A recent Microtik router vulnerability can open up internal resources and lead to ransomware attacks or worse when coupled with recent Microsoft vulnerabilites.
On a recent external penetration test my Nessus scanner alerted to a Microtik router which was vulnerable to CVE-2018-14847. The CVE was rated 9.2 and the description reads as follows:
MikroTik RouterOS through 6.42 allows unauthenticated remote attackers to read arbitrary files and remote authenticated attackers to write arbitrary files due to a directory traversal vulnerability in the WinBox interface.
CVE background and exploit PoC
One thing immediately jumped out at me. If an unauthenticated attacker can read any file, they might be able to read credentials and then quickly become an authenticated attacker that can write files... Sure enough, this was the case as demonstrated by a PoC exploit developed by Tenable: https://github.com/tenable/routeros/tree/master/poc/bytheway
Oddly enough, Nessus only rated this as a high finding despite their own team making exploit code that chained an unauth session to full root compromise. Sure sounds like a crit to me. Being a real world test I was not about to go YOLO sec and backdoor a public facing router.

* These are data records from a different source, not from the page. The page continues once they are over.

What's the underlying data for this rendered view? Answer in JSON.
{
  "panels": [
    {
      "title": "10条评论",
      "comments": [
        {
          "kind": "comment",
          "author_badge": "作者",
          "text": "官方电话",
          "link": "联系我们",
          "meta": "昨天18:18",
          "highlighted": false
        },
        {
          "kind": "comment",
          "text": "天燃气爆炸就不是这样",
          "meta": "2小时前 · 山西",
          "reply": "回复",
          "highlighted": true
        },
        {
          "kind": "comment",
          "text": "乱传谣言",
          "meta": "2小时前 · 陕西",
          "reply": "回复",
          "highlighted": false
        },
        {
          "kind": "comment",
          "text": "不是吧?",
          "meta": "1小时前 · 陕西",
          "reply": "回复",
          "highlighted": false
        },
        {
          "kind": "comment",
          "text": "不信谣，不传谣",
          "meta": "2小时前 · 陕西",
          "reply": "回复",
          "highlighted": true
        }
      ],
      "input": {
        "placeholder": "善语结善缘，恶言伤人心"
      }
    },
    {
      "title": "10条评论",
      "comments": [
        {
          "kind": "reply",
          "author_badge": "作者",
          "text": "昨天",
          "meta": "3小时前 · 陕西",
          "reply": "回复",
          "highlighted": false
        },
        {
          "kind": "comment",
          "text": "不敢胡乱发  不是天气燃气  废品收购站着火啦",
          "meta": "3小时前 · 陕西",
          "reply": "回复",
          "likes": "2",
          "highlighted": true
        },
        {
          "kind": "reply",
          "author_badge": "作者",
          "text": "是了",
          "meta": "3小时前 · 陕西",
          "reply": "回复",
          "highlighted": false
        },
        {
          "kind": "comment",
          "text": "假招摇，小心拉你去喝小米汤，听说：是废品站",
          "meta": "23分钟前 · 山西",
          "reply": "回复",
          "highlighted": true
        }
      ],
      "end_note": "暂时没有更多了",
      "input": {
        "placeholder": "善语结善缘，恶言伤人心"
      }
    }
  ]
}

Another member of my team found the following PoC code which just performed the first stage which was to utilize the unauthenticated directory traversal and file read vulnerability to extract the data file that contains user passwords. https://github.com/BasuCert/WinboxPoC
The author of the PoC already wrote up the bug in Winbox that allowed for arbitrary unauthenticated file read: https://n0p.me/winbox-bug-dissection/
In short, the Winbox protocol uses an incremented value as a form of session management. However, you can get a session id with an initial connection packet, then increment the session ID and send a packet asking for a file read. Since the session ID is the only session management in the conversation it is essentially an authentication bypass vulnerability IMO. The location of the user database which gets decoded to reveal the admin password can be found in the PoC code:
Using the exploit was simple... once I found out what port Winbox was listening on. The ISP had chosen the security by obscurity modus of operandi and placed it on a non-standard port.
Great success, the creds work. I had no intentions on rooting or modifying this device since this was during a pentest and not a Red Team. There were a variety of nasty things that you could do on the RouterOS, but most would quickly get you caught. You could modify the DNS server settings that get passed down on DHCP leases, you could do web redirects, and even monitor traffic.
What would a real world attacker do? The brand new crit CVE from Microsoft affecting RDP comes to mind.
Sure Shodan will tell you that there a bazillion RDP services exposed on public IP addresses, but to be honest I have not come across a single public RDP instance in the last 2 years of doing non-stop pentests and Red Team engagements. However, with the power of firewall rules on a compromised router, you could simply map high range ports on the routers public IP to port 3389 on internal IPs. The exploit code has already been sold and it is just a matter of weeks before a public PoC will get leaked. The same could be done for port 445 so you could attempt Eternal Blue.
Don't trust SOHO equipment or your ISP devices. Everyone has known for decades that they are full of bugs and never get patched. If you have to use an ISP device, port scan it and make sure they are not unknowingly exposing management ports without ACL's in place. And above all else, treat the ISP edge device as compromised and make sure you are using a Firewall between your company devices and the edge device.